As the initial volume of an impressive series comprising the full collection of verse by Louis Daniel Brodsky, this book begins with Brodsky's first poem, written during his final months at Yale, in 1963, and traces the author's maturation into his apprentice years (when he was a young graduate student in English, at Washington University, in St. Louis), presenting the hundreds of poems, prose poems, and short, autobiographical prose works he had composed by June of 1967, when he launched his professional writing career. These pieces serve not only as a measure of Brodsky's evolution as a poet but as a human being, chronicling one man's struggle to find his purpose in life, to make a place for himself in a society often at odds with his own convictions. His hopes, fears, and frustrations permeate the work, revealing the intense inner conflicts he felt compelled to set to paper, from individual matters -- his indecision over vocational goals, his candid experiences with love and rejection, the overwhelming isolation inherent in his academic pursuits -- to more global concerns, especially his acute awareness of the increasing social and political turbulence surrounding him. By grappling with these issues in his writing, he explored passionate emotions, released tension, and, at times, resolved doubts evoked through his introspection. But more important, he used this outpouring to hone his creative skills and develop his personal and professional identity, ultimately creating this tangible record of his travail and his ecstasy, his certitude and his confusion, and, finally, his journey into the heart of the person he would never stop becoming -- a poet.

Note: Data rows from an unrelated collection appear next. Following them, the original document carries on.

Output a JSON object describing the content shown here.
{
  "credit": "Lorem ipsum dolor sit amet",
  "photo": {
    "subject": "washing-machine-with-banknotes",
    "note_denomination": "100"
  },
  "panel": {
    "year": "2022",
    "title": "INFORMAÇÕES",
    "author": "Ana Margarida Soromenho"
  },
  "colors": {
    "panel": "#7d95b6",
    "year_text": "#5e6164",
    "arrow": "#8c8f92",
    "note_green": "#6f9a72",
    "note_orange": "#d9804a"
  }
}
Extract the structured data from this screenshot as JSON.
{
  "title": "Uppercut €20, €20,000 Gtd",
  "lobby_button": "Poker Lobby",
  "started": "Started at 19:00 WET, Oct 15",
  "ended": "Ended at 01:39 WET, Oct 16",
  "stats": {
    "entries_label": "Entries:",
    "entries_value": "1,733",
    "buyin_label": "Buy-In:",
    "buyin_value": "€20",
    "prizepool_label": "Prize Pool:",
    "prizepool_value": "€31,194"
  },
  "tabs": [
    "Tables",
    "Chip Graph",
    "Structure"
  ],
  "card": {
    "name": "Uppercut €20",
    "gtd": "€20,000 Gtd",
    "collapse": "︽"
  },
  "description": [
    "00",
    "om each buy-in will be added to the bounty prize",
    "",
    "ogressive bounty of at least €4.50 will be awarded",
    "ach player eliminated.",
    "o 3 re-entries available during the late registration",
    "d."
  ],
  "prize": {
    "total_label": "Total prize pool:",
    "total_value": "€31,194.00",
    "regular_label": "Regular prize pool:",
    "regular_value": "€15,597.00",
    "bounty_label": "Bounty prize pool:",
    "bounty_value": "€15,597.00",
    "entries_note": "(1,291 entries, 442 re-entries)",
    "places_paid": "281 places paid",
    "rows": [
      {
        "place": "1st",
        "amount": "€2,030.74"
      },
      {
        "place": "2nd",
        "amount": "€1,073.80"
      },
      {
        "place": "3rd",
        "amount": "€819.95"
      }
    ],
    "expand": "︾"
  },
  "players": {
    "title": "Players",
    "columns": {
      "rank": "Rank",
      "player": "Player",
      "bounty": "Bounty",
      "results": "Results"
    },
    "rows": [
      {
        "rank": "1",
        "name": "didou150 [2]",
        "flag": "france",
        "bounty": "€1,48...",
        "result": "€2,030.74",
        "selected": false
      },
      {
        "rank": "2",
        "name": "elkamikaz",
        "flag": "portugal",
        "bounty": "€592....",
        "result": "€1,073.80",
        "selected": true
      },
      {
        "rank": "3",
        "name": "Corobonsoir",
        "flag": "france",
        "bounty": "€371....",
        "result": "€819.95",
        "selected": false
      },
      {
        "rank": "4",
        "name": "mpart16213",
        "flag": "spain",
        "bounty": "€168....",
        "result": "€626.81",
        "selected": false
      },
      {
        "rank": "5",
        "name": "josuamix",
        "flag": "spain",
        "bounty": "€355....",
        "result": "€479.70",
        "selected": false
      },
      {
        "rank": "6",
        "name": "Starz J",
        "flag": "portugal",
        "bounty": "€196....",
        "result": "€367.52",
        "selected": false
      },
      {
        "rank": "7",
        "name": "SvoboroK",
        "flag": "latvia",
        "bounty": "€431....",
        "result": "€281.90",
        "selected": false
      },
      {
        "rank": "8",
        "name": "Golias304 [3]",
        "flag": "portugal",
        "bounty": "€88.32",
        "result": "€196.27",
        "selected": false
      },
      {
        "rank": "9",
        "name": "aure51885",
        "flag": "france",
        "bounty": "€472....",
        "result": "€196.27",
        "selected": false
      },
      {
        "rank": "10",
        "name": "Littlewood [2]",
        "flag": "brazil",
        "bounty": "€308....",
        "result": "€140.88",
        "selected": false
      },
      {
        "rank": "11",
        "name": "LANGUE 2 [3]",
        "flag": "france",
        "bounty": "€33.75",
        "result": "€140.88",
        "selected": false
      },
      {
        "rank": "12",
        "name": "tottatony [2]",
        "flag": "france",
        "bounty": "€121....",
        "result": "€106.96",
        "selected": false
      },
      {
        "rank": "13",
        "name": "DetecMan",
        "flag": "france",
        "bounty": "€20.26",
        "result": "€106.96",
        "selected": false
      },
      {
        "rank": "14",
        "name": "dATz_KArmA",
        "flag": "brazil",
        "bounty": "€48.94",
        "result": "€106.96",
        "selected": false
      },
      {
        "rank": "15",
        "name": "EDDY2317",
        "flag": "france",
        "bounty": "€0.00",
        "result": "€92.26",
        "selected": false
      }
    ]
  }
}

In the literate tradition of poetry, the poet's appeal to an audience is dual: namely, auditory and visual, the sound of words as spoken, as well as the words as set on paper. Today, in view of the modern world of increasing digital technology, the consequent tendency of the reader has shifted to reading poems privately, in their nooks/tablets, rather than listening to them at poetry recitals. Few authors, still venturing into the world of the printed pages, manage to keep alive the magic of the art of reading poetry directly from a physical book. In honor of this fading art, author Alex Cuoco created the African Poems Series to put into print a form of African art, the Yoruba oral tradition of Oriki, with the hopes of distancing it from the list of items threatened to fall into extinction. This poetry edition brings the reader a repertoire of magical evocations, startling imagery, mythological allusions, reclamations, outrages, reasoning and wisdom, all against the backdrop of Yoruba poetry which is one of the world's most fascinating literary traditions. African Poems Volume One: A Praise Anthology to Yoruba Orishas, Rituals, Traditions and Wisdom will delight the readers with its wealth of information on Yoruba Ori a religious beliefs that is presented in a spirited poetic form. This Anthology contains eight chapters and 317 poems in total. Chapter one, being the most extensive one, entitled: Praise to the Orishas, provides portraits of poetic praises, based on traditional Yoruba Oriki to different Ori a, divinities of the Yoruba pantheon. The following seven themed chapters, Divine Metamorphosis, Power and Traditions, Ritual Rising, Awaking the Spirits, Of Gods and Man, Call of the Gods and Reclaiming the Soil, contain sixteen poems each, embracing a variety of themes concerning different aspects of Yoruba traditional culture, rituals, traditions, social aspects and wisdom, written mostly, in free style poetry. It is common knowle"